[i] “What is Strategy,” IJ Briefs, Infinity Journal (April 3, 2013), available at https://www.infinityjournal.com/article/91/What_is_Strategy/
[ii] For an example from the United States, see Kevin P. Kelly and Joan Johnson-Freese, “Getting to the Goal in Professional Military Education,” Orbis vol. 58, no. 1 (Winter 2014): pp. 119-131; and Joan Johnson-Freese, Educating America’s Military (New York: Routledge, 2013).
[iii] For recent commentary on NATO’s education initiatives, see Julian Lindley-French, “Connected Forces Through Connected Education: Harnessing NATO’s and Partner Nations Strategic Educational Resources,” Eisenhower Paper No. 2 (Rome: NATO Defense College), July 2014. NATO offers a significant library of reports and articles on education and training, available at http://www.natolibguides.info/training.
[iv] The Brahimi report, released in 2000, concluded that out of 111 wars between 1988 and 2000, only 7 were conventional wars between states. Available at http://www.un.org/en/events/pastevents/brahimi_report.shtml.
[v] Colin S. Gray, “Strategy, Politics, and the Stream of Time,” Infinity Journal vol. 3, no. 4 (winter 2014), pp. 4-9.
[vi] General Charles C. Krulak, “The Strategic Corporal: Leadership in the Three Block War,” Marine Magazine (January 1999). Available at http://www.au.af.mil/au/awc/awcgate/usmc/strategic_corporal.htm.

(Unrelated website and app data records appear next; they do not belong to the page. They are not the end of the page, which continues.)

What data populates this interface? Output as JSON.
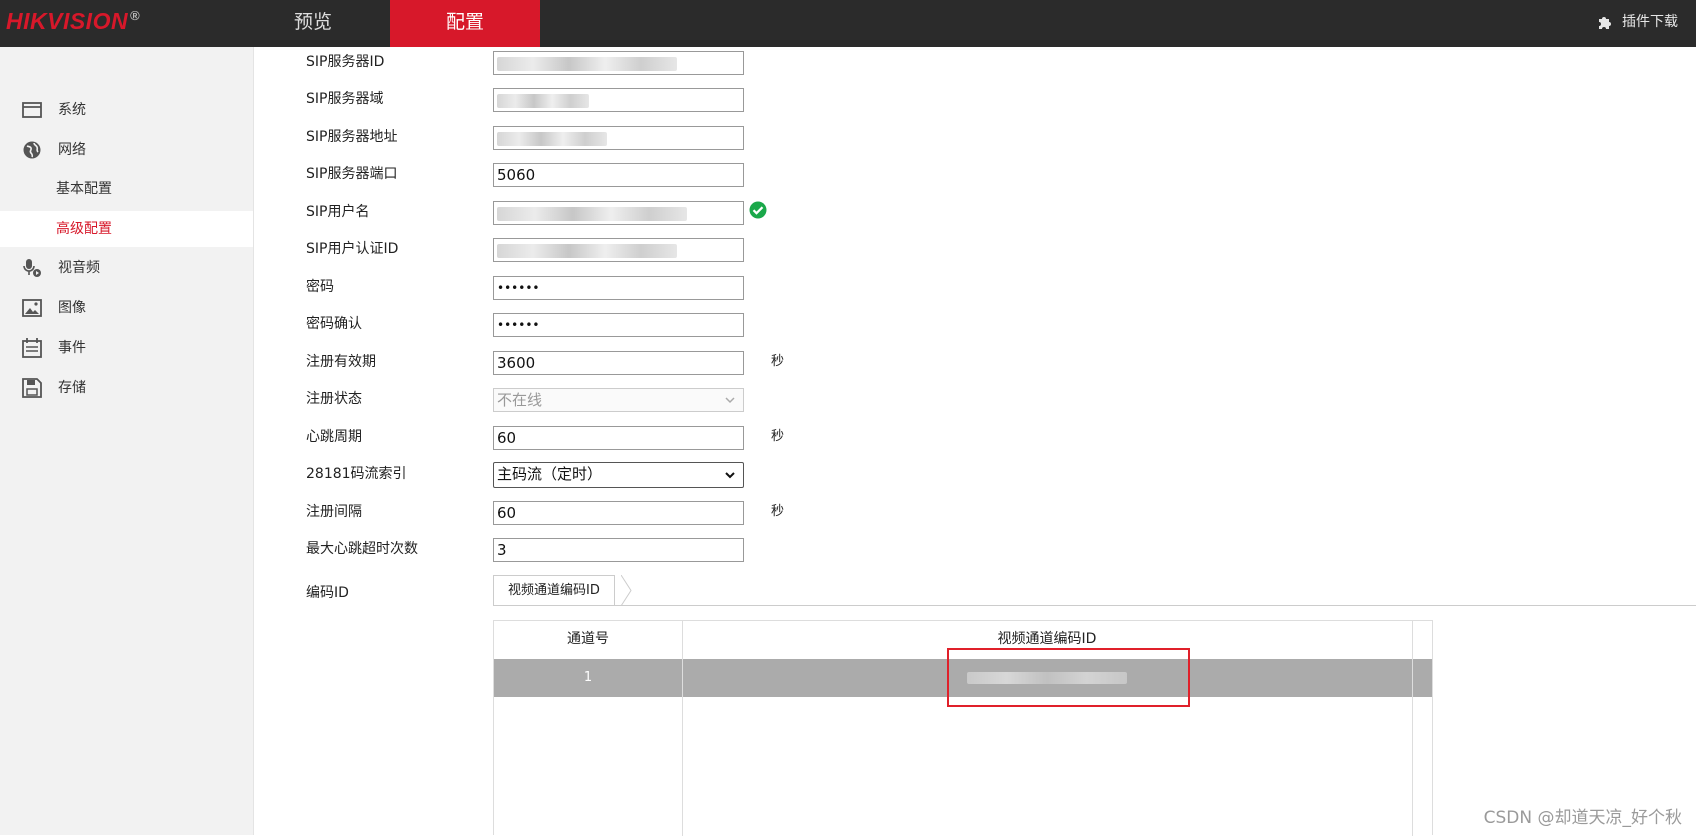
{
  "topbar": {
    "logo": "HIKVISION",
    "logo_mark": "®",
    "tabs": {
      "preview": "预览",
      "config": "配置"
    },
    "plugin_label": "插件下载",
    "active_color": "#d7182a"
  },
  "sidebar": {
    "items": {
      "system": "系统",
      "network": "网络",
      "basic_config": "基本配置",
      "advanced_config": "高级配置",
      "audio_video": "视音频",
      "image": "图像",
      "event": "事件",
      "storage": "存储"
    }
  },
  "form": {
    "sip_server_id": {
      "label": "SIP服务器ID",
      "value": ""
    },
    "sip_server_domain": {
      "label": "SIP服务器域",
      "value": ""
    },
    "sip_server_address": {
      "label": "SIP服务器地址",
      "value": ""
    },
    "sip_server_port": {
      "label": "SIP服务器端口",
      "value": "5060"
    },
    "sip_username": {
      "label": "SIP用户名",
      "value": ""
    },
    "sip_auth_id": {
      "label": "SIP用户认证ID",
      "value": ""
    },
    "password": {
      "label": "密码",
      "value": "••••••"
    },
    "password_confirm": {
      "label": "密码确认",
      "value": "••••••"
    },
    "register_validity": {
      "label": "注册有效期",
      "value": "3600",
      "unit": "秒"
    },
    "register_status": {
      "label": "注册状态",
      "value": "不在线"
    },
    "heartbeat_period": {
      "label": "心跳周期",
      "value": "60",
      "unit": "秒"
    },
    "stream_index": {
      "label": "28181码流索引",
      "value": "主码流（定时）"
    },
    "register_interval": {
      "label": "注册间隔",
      "value": "60",
      "unit": "秒"
    },
    "max_heartbeat_timeout": {
      "label": "最大心跳超时次数",
      "value": "3"
    },
    "encode_id": {
      "label": "编码ID"
    }
  },
  "encode_tab": {
    "label": "视频通道编码ID"
  },
  "table": {
    "headers": {
      "channel": "通道号",
      "encode_id": "视频通道编码ID"
    },
    "rows": [
      {
        "channel": "1",
        "encode_id": ""
      }
    ]
  },
  "watermark": "CSDN @却道天凉_好个秋",
  "colors": {
    "highlight_row": "#ababab",
    "status_ok": "#1aa84a",
    "annotation_box": "#e0202a"
  }
}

[vii] “Bringing the Fundamentals of Strategy to IR,” IJ Briefs, available at https://www.infinityjournal.com/article/76/Bringing_the_Fundamentals_of_Strategy_to_IR/
[viii] Colin Gray, The Strategy Bridge: Theory for Practice (New York: Oxford University Press, 2010).